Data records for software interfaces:
* * * * * * *

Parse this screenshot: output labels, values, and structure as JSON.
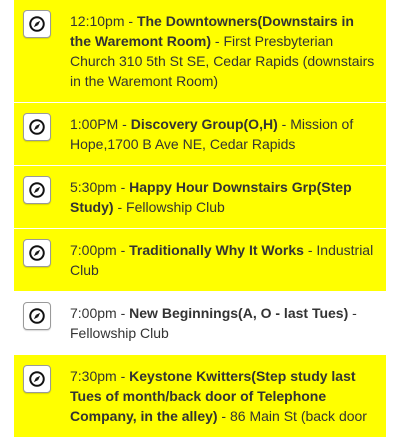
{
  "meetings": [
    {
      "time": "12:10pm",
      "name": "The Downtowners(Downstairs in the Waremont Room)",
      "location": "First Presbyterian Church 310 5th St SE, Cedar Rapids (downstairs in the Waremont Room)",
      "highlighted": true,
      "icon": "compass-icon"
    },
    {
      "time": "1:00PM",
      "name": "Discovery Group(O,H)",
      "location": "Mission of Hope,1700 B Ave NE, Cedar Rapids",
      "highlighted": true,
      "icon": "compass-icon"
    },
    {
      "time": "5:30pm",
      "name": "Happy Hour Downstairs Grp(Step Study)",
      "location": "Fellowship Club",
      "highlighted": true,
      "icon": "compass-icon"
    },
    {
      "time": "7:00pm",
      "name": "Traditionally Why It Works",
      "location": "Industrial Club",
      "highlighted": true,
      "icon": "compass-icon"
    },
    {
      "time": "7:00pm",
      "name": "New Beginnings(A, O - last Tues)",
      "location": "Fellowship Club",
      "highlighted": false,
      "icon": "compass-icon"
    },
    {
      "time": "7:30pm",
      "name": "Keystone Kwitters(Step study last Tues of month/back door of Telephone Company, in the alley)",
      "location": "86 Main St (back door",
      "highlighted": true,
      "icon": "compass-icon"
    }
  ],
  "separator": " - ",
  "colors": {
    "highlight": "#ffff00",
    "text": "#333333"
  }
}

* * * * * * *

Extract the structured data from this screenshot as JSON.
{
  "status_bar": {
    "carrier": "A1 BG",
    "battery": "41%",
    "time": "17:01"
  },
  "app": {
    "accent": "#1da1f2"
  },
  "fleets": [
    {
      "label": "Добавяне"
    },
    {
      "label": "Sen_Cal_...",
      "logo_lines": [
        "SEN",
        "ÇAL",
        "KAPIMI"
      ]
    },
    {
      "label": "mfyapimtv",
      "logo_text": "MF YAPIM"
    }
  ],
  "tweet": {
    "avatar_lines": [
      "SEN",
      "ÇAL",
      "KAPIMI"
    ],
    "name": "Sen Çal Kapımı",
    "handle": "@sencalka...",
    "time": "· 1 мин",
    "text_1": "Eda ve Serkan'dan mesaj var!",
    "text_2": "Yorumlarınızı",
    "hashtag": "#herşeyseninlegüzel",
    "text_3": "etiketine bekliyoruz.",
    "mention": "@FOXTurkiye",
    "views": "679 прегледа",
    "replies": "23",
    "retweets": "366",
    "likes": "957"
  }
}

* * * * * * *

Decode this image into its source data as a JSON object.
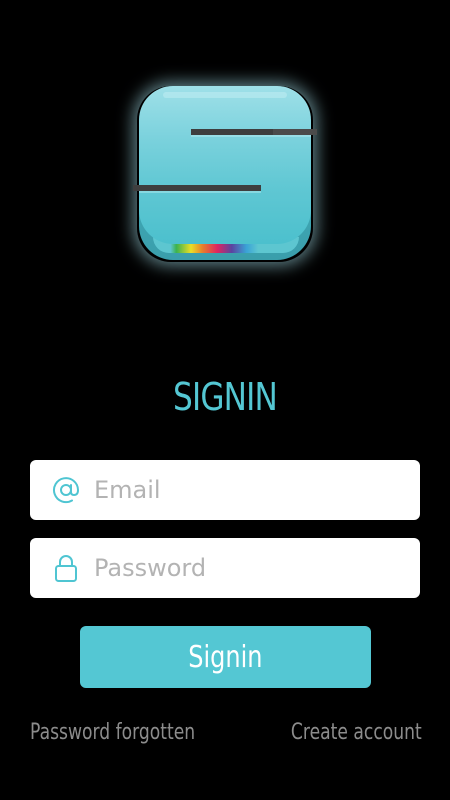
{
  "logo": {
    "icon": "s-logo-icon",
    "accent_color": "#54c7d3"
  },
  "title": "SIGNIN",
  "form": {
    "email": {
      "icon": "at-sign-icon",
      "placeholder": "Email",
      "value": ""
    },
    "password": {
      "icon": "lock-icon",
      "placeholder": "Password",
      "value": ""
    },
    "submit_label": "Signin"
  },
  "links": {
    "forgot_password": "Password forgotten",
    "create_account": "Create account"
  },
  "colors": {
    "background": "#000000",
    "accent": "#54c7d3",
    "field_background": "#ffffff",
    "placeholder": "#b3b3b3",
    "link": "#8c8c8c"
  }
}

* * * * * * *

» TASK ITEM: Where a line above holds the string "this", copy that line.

» EXERCISE OUTPUT:
Parse this screenshot: output labels, values, and structure as JSON.
Extract the structured data from this screenshot as JSON.
Decode this image into its source data as a JSON object.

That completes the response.